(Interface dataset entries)
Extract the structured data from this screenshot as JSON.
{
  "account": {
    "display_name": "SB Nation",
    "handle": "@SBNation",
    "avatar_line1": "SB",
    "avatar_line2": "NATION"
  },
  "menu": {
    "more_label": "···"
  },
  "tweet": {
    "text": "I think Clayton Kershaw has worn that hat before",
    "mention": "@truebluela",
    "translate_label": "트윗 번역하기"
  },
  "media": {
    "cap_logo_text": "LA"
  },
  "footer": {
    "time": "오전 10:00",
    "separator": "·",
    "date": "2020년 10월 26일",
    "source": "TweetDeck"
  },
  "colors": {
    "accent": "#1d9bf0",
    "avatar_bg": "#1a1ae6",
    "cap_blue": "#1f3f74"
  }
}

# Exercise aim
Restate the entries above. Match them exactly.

# Finished task
Extract the structured data from this screenshot as JSON.
{
  "account": {
    "display_name": "SB Nation",
    "handle": "@SBNation",
    "avatar_line1": "SB",
    "avatar_line2": "NATION"
  },
  "menu": {
    "more_label": "···"
  },
  "tweet": {
    "text": "I think Clayton Kershaw has worn that hat before",
    "mention": "@truebluela",
    "translate_label": "트윗 번역하기"
  },
  "media": {
    "cap_logo_text": "LA"
  },
  "footer": {
    "time": "오전 10:00",
    "separator": "·",
    "date": "2020년 10월 26일",
    "source": "TweetDeck"
  },
  "colors": {
    "accent": "#1d9bf0",
    "avatar_bg": "#1a1ae6",
    "cap_blue": "#1f3f74"
  }
}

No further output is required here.